■ DESCRIPTION OF THE TASK: In the copy, keep every word of the data below and none of its pictures.

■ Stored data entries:
----
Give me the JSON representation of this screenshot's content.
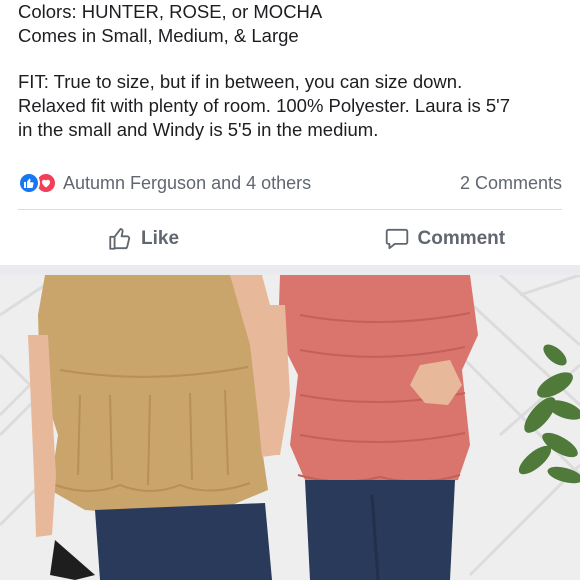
{
  "post": {
    "lines": [
      "Colors: HUNTER, ROSE, or MOCHA",
      "Comes in Small, Medium, & Large",
      "FIT: True to size, but if in between, you can size down.",
      "Relaxed fit with plenty of room. 100% Polyester. Laura is 5'7",
      "in the small and Windy is 5'5 in the medium."
    ]
  },
  "reactions": {
    "icons": [
      "like-reaction-icon",
      "love-reaction-icon"
    ],
    "summary": "Autumn Ferguson and 4 others",
    "comments_count": "2 Comments"
  },
  "actions": {
    "like_label": "Like",
    "comment_label": "Comment"
  },
  "colors": {
    "like_blue": "#1877f2",
    "love_red": "#f33e58",
    "secondary_text": "#606770",
    "mocha_top": "#c9a46b",
    "rose_top": "#d9756d",
    "jeans": "#2a3a5a"
  }
}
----
■ TASK OUTPUT:
Give me the JSON representation of this screenshot's content.
{
  "post": {
    "lines": [
      "Colors: HUNTER, ROSE, or MOCHA",
      "Comes in Small, Medium, & Large",
      "FIT: True to size, but if in between, you can size down.",
      "Relaxed fit with plenty of room. 100% Polyester. Laura is 5'7",
      "in the small and Windy is 5'5 in the medium."
    ]
  },
  "reactions": {
    "icons": [
      "like-reaction-icon",
      "love-reaction-icon"
    ],
    "summary": "Autumn Ferguson and 4 others",
    "comments_count": "2 Comments"
  },
  "actions": {
    "like_label": "Like",
    "comment_label": "Comment"
  },
  "colors": {
    "like_blue": "#1877f2",
    "love_red": "#f33e58",
    "secondary_text": "#606770",
    "mocha_top": "#c9a46b",
    "rose_top": "#d9756d",
    "jeans": "#2a3a5a"
  }
}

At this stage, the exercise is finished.